In this time of crisis, we see our healthcare system under enormous stress. At the same time, we have a great untapped resource of healthcare professionals - pharmacists. It is much easier and more convenient to find a pharmacist than to find a primary care physician, and our students are educated to do so much more than the current scope of practice of pharmacy. During this pandemic, pharmacists could be testing, counseling and vaccinating. Although we educate our pharmacists for a spectrum of specialties and our students go on to fulfilling careers in a range of practice settings, our healthcare system does not fully utilize the great talent base we provide each year through our graduating class. We need to promote the advanced services that pharmacists can offer and advocate that pharmacists be given provider status. Not just during this pandemic, but from here on out. I am hopeful that one silver lining of this crisis is that as pharmacists fight this pandemic on the front lines, the public and policymakers will gain a greater appreciation of the critical role they have, and be open to expanding their role in our healthcare system.
Our pre-professional tracks at ACPHS are another option for students interested in healthcare careers. Grounded in health sciences, humanities and research, these tracks prepare students for a variety of next steps including medical school, physician assistant programs, dental school and much more.
Infectious diseases will always be with us and will require an ongoing research effort to confront each generation of diseases.
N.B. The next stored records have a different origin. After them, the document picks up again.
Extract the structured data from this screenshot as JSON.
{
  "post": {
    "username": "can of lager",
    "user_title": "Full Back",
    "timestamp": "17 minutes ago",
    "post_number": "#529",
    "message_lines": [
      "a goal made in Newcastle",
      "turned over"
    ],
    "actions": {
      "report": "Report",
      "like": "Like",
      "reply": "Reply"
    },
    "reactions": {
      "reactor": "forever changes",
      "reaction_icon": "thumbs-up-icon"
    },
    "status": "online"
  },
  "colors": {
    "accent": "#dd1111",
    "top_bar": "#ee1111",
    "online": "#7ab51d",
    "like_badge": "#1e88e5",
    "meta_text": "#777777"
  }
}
ACPHS faculty continue to make valuable contributions to this effort. The Department of Pharmacy Practice has a cohort of faculty interested in antibiotic drug resistance with a focus on personalized patient care strategies. In the Department of Clinical and Basic Sciences, federally funded research seeks to understand the basic cellular mechanisms that give rise to drug resistance.
We are living in a time of crisis. During crises, we learn to appreciate many things that we previously took for granted. Crises test our value system and make us reassess what is most important to us. For ACPHS, it's our mission to educate the next generation of leaders to improve the health of society.
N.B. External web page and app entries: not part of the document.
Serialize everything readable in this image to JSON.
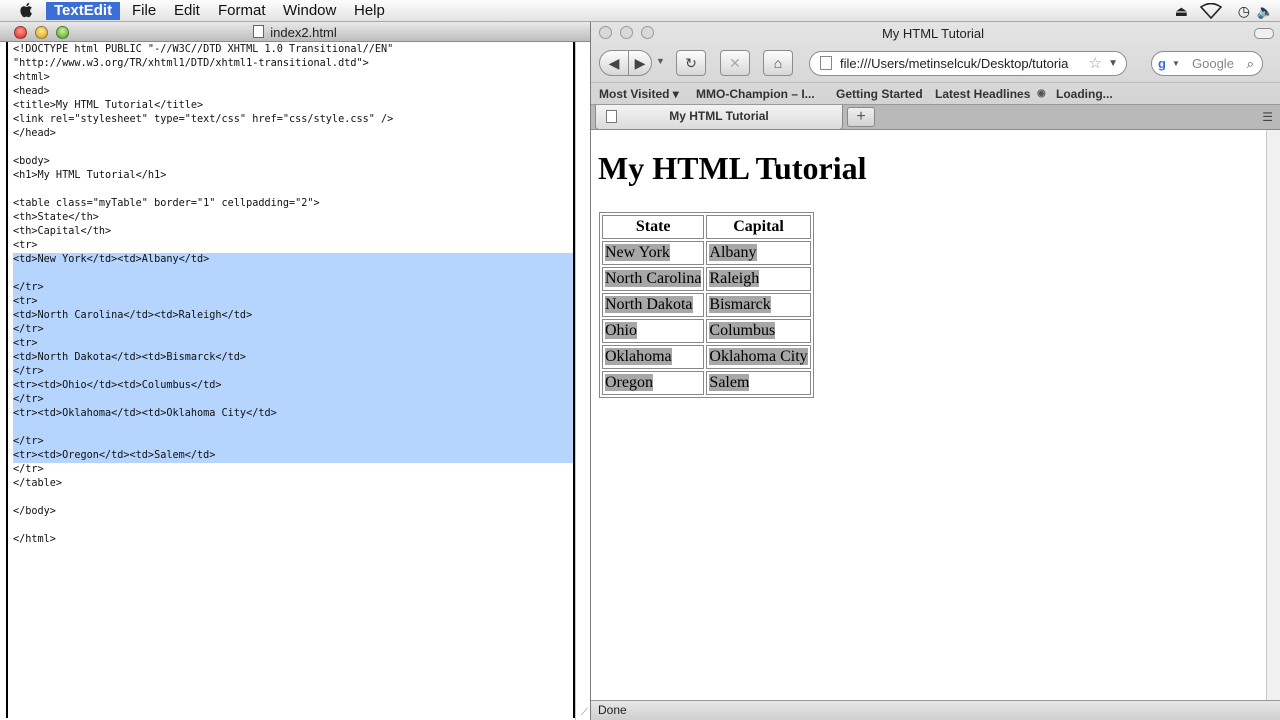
{
  "menubar": {
    "app": "TextEdit",
    "items": [
      "File",
      "Edit",
      "Format",
      "Window",
      "Help"
    ]
  },
  "textedit": {
    "window_title": "index2.html",
    "lines": [
      "<!DOCTYPE html PUBLIC \"-//W3C//DTD XHTML 1.0 Transitional//EN\"",
      "\"http://www.w3.org/TR/xhtml1/DTD/xhtml1-transitional.dtd\">",
      "<html>",
      "<head>",
      "<title>My HTML Tutorial</title>",
      "<link rel=\"stylesheet\" type=\"text/css\" href=\"css/style.css\" />",
      "</head>",
      "",
      "<body>",
      "<h1>My HTML Tutorial</h1>",
      "",
      "<table class=\"myTable\" border=\"1\" cellpadding=\"2\">",
      "<th>State</th>",
      "<th>Capital</th>",
      "<tr>",
      "<td>New York</td><td>Albany</td>",
      "",
      "</tr>",
      "<tr>",
      "<td>North Carolina</td><td>Raleigh</td>",
      "</tr>",
      "<tr>",
      "<td>North Dakota</td><td>Bismarck</td>",
      "</tr>",
      "<tr><td>Ohio</td><td>Columbus</td>",
      "</tr>",
      "<tr><td>Oklahoma</td><td>Oklahoma City</td>",
      "",
      "</tr>",
      "<tr><td>Oregon</td><td>Salem</td>",
      "</tr>",
      "</table>",
      "",
      "</body>",
      "",
      "</html>"
    ],
    "selected_line_range": [
      15,
      29
    ]
  },
  "firefox": {
    "window_title": "My HTML Tutorial",
    "url": "file:///Users/metinselcuk/Desktop/tutoria",
    "search_placeholder": "Google",
    "bookmarks": [
      "Most Visited ▾",
      "MMO-Champion – I...",
      "Getting Started",
      "Latest Headlines",
      "Loading..."
    ],
    "tab_title": "My HTML Tutorial",
    "status": "Done",
    "page": {
      "heading": "My HTML Tutorial",
      "table_headers": [
        "State",
        "Capital"
      ],
      "rows": [
        [
          "New York",
          "Albany"
        ],
        [
          "North Carolina",
          "Raleigh"
        ],
        [
          "North Dakota",
          "Bismarck"
        ],
        [
          "Ohio",
          "Columbus"
        ],
        [
          "Oklahoma",
          "Oklahoma City"
        ],
        [
          "Oregon",
          "Salem"
        ]
      ]
    }
  }
}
This pandemic has heightened focus on those professional skills that are needed to protect the health of our society. Our assortment of programs is particularly well suited to not only improve the health of society, but to also protect society against pandemics like the current one. Rather than being overwhelmed by the challenges of the current crisis, we should take heart and find it affirming that the world needs our students now more than ever.